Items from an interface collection
┄┄┄┄┄┄
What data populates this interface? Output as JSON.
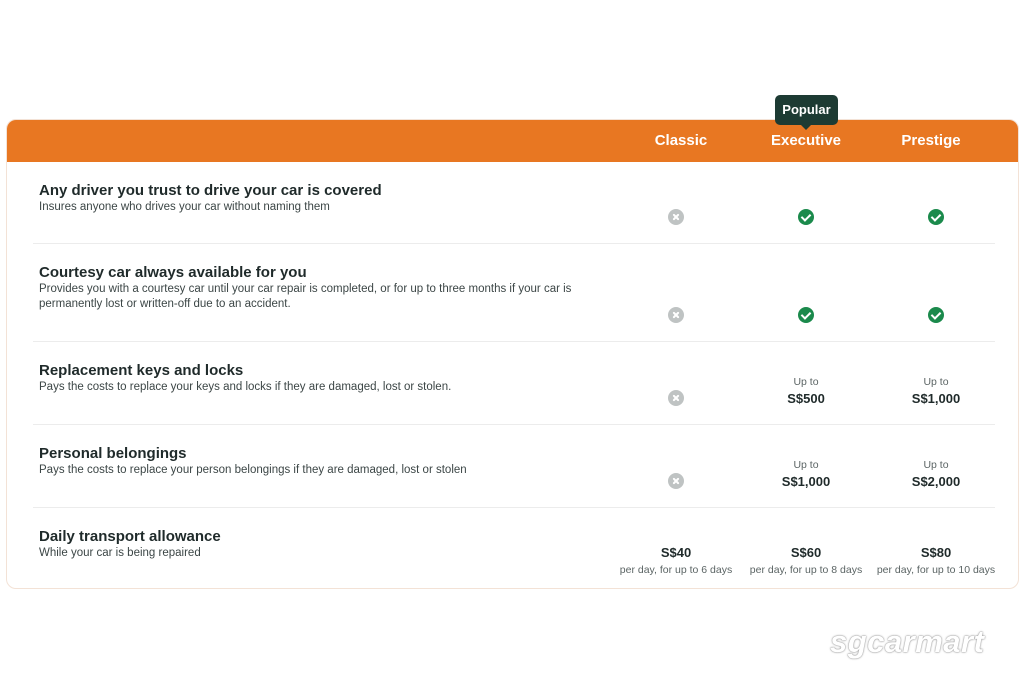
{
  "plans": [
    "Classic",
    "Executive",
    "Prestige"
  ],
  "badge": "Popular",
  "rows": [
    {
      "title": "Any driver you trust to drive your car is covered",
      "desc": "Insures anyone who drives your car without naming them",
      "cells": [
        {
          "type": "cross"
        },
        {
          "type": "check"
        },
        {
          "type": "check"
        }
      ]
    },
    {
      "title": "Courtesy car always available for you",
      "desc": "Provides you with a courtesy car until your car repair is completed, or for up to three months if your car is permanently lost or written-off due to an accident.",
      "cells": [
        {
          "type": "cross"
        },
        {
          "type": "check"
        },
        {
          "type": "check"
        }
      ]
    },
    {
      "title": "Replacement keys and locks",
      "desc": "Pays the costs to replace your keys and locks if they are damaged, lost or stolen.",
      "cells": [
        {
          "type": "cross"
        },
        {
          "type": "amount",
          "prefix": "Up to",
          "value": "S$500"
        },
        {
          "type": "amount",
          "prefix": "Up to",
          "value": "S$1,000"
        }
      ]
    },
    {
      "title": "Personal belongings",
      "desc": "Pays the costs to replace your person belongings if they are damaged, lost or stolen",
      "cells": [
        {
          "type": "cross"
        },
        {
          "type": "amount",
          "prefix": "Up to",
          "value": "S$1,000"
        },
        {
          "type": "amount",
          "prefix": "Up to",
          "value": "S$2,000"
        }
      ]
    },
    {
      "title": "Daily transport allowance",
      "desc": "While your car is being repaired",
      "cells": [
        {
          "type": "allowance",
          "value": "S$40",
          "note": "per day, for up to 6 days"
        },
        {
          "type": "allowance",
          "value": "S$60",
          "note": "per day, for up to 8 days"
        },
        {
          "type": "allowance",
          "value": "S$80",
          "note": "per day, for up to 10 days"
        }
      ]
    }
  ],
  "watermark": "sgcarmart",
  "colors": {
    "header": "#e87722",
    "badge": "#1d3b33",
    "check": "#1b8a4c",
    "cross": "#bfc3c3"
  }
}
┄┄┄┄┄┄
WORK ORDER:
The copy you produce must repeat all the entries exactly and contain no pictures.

ANSWER TO THIS EXERCISE:
What data populates this interface? Output as JSON.
{
  "plans": [
    "Classic",
    "Executive",
    "Prestige"
  ],
  "badge": "Popular",
  "rows": [
    {
      "title": "Any driver you trust to drive your car is covered",
      "desc": "Insures anyone who drives your car without naming them",
      "cells": [
        {
          "type": "cross"
        },
        {
          "type": "check"
        },
        {
          "type": "check"
        }
      ]
    },
    {
      "title": "Courtesy car always available for you",
      "desc": "Provides you with a courtesy car until your car repair is completed, or for up to three months if your car is permanently lost or written-off due to an accident.",
      "cells": [
        {
          "type": "cross"
        },
        {
          "type": "check"
        },
        {
          "type": "check"
        }
      ]
    },
    {
      "title": "Replacement keys and locks",
      "desc": "Pays the costs to replace your keys and locks if they are damaged, lost or stolen.",
      "cells": [
        {
          "type": "cross"
        },
        {
          "type": "amount",
          "prefix": "Up to",
          "value": "S$500"
        },
        {
          "type": "amount",
          "prefix": "Up to",
          "value": "S$1,000"
        }
      ]
    },
    {
      "title": "Personal belongings",
      "desc": "Pays the costs to replace your person belongings if they are damaged, lost or stolen",
      "cells": [
        {
          "type": "cross"
        },
        {
          "type": "amount",
          "prefix": "Up to",
          "value": "S$1,000"
        },
        {
          "type": "amount",
          "prefix": "Up to",
          "value": "S$2,000"
        }
      ]
    },
    {
      "title": "Daily transport allowance",
      "desc": "While your car is being repaired",
      "cells": [
        {
          "type": "allowance",
          "value": "S$40",
          "note": "per day, for up to 6 days"
        },
        {
          "type": "allowance",
          "value": "S$60",
          "note": "per day, for up to 8 days"
        },
        {
          "type": "allowance",
          "value": "S$80",
          "note": "per day, for up to 10 days"
        }
      ]
    }
  ],
  "watermark": "sgcarmart",
  "colors": {
    "header": "#e87722",
    "badge": "#1d3b33",
    "check": "#1b8a4c",
    "cross": "#bfc3c3"
  }
}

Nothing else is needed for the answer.